I'd like to point out that the lye (NaOH) is approximately 3N (chemist jargon), which is relatively strong. If it gets into your eyes, you can expect some permanent damage even if you get immediate medical attention. The extent of the damage will be determined by the strength of the chemical and how soon it is removed.
Lye is a very dangerous material and I feel your readers should be made aware of it.
Arthur M. Coates Weston, Massachusetts
We get an a wful lot of mail suggesting the use of lye, oven Cleaners, etc. to clea n saw blades. Besides the obvious hazards to your health, it seems to me that over a period of time it would be kind of hazardous to your pocket hook too.
We think the safest, and the cheapest way to clean saw blades is to use a product that's designedfor just that. In our shop we use two different types of resin removers.
One type is available from the Woodcraft Supply catalog. It's sold in gallons only, for S11.S0. That may sound like quite a bit. of money for only one gallon, but it's diluted with water before use to a ratio of 4 parts water to 1 part cleaner. Effectively making it five gallons of cleaner.
The second type is available from Sears, and the only real difference is that it comes full strength, ready to use. It's available in pints and costs $4.4-9.
What's really nice about both of these products is that they're quick and odorless. And they're also non-toxic. As far as we're concerned, we wouldn't use anything else.
shop tip: We soak our saw blades in an old pizza pie pan that's just large enough to totally submerse a 10" wide blade.
Was this article helpful?

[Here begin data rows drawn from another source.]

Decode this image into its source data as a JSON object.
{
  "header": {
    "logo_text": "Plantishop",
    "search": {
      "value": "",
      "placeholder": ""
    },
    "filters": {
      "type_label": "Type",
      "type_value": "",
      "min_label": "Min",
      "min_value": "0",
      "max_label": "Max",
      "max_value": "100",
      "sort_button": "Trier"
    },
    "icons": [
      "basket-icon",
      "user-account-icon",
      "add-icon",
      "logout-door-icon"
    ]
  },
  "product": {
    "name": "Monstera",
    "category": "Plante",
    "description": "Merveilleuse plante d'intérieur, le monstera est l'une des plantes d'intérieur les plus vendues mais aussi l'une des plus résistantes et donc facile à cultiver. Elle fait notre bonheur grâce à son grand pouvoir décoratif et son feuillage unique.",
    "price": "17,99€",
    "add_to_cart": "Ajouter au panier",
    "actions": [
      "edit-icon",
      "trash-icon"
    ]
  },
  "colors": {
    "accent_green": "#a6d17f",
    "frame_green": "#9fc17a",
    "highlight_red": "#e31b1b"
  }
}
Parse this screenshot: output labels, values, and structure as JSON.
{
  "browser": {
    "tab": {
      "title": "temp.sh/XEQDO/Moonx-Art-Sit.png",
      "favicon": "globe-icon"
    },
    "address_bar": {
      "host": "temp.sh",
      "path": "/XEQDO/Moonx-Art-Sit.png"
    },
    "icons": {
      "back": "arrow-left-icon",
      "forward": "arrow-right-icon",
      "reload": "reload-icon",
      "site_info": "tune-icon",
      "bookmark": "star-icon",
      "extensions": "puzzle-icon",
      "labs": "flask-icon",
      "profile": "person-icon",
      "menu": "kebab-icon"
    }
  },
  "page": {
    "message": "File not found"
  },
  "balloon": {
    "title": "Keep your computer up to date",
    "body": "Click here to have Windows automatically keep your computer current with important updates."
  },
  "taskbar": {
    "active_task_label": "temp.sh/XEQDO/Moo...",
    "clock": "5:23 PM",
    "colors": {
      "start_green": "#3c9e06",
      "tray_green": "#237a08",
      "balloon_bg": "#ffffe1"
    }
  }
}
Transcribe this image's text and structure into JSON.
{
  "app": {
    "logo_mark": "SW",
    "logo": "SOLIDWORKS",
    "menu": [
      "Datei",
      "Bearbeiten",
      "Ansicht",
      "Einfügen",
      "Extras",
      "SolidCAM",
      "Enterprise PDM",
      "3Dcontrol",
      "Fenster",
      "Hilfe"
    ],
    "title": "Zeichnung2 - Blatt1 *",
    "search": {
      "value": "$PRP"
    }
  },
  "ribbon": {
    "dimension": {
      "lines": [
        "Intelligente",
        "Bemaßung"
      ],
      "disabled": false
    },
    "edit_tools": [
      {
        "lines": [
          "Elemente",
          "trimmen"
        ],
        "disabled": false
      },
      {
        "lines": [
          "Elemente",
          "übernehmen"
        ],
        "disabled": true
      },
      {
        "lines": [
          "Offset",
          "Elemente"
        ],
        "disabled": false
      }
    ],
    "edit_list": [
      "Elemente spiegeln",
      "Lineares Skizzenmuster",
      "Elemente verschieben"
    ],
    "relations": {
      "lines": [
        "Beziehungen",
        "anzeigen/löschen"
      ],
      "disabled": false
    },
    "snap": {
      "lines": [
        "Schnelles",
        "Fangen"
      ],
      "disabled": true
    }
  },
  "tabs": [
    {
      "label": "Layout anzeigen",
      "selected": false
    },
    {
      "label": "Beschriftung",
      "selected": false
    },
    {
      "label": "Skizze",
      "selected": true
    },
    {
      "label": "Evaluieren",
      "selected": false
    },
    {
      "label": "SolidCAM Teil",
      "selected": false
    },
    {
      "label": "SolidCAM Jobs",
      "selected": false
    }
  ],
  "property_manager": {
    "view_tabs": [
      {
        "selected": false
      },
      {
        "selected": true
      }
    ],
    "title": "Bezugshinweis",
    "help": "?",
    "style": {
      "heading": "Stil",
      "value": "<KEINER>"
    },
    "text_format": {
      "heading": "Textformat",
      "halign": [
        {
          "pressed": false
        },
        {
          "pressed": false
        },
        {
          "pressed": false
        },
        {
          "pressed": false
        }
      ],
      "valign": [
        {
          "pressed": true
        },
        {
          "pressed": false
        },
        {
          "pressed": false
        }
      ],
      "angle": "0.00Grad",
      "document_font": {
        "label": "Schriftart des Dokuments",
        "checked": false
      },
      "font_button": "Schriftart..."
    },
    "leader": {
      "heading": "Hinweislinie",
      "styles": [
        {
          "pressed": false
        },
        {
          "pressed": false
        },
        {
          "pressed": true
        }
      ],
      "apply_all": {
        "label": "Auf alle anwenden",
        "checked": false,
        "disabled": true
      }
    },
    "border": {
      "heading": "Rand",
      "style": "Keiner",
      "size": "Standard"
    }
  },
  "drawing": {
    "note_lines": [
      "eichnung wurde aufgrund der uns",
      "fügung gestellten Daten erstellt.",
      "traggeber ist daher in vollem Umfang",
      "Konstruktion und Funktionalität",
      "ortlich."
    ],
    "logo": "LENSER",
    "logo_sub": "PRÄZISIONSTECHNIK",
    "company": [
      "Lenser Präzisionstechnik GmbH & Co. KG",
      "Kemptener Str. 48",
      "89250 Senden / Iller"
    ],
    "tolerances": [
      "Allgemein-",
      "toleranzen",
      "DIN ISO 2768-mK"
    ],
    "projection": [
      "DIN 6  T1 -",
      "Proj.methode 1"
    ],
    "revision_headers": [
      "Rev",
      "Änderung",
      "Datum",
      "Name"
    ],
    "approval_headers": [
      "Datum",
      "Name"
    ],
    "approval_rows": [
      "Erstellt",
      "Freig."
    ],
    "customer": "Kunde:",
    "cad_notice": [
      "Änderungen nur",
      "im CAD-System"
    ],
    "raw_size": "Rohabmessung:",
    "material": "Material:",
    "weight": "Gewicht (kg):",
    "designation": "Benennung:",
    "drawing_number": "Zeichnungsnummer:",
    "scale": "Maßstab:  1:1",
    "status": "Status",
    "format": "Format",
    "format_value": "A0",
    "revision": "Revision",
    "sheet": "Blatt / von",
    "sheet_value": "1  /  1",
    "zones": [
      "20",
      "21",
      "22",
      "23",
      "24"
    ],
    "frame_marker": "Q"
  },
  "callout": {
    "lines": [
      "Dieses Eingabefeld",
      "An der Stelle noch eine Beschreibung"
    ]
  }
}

THIS book is one of the series of Handbooks on industrial subjects being published by the Popular Mechanics Company. Like Popular Mechanics Magazine, and like the other books in this series, it is written so you can understand it. The purpose of Popular Mechanics Handbooks is to supply a growing demand for high-class, up-to-date and accurate text-books, suitable for home study as well as for class use, on all mechanical subjects. The textand illustrations, in each instance, have been prepared expressly for this series by well known experts, and revised by the editor of Popular Mechanics.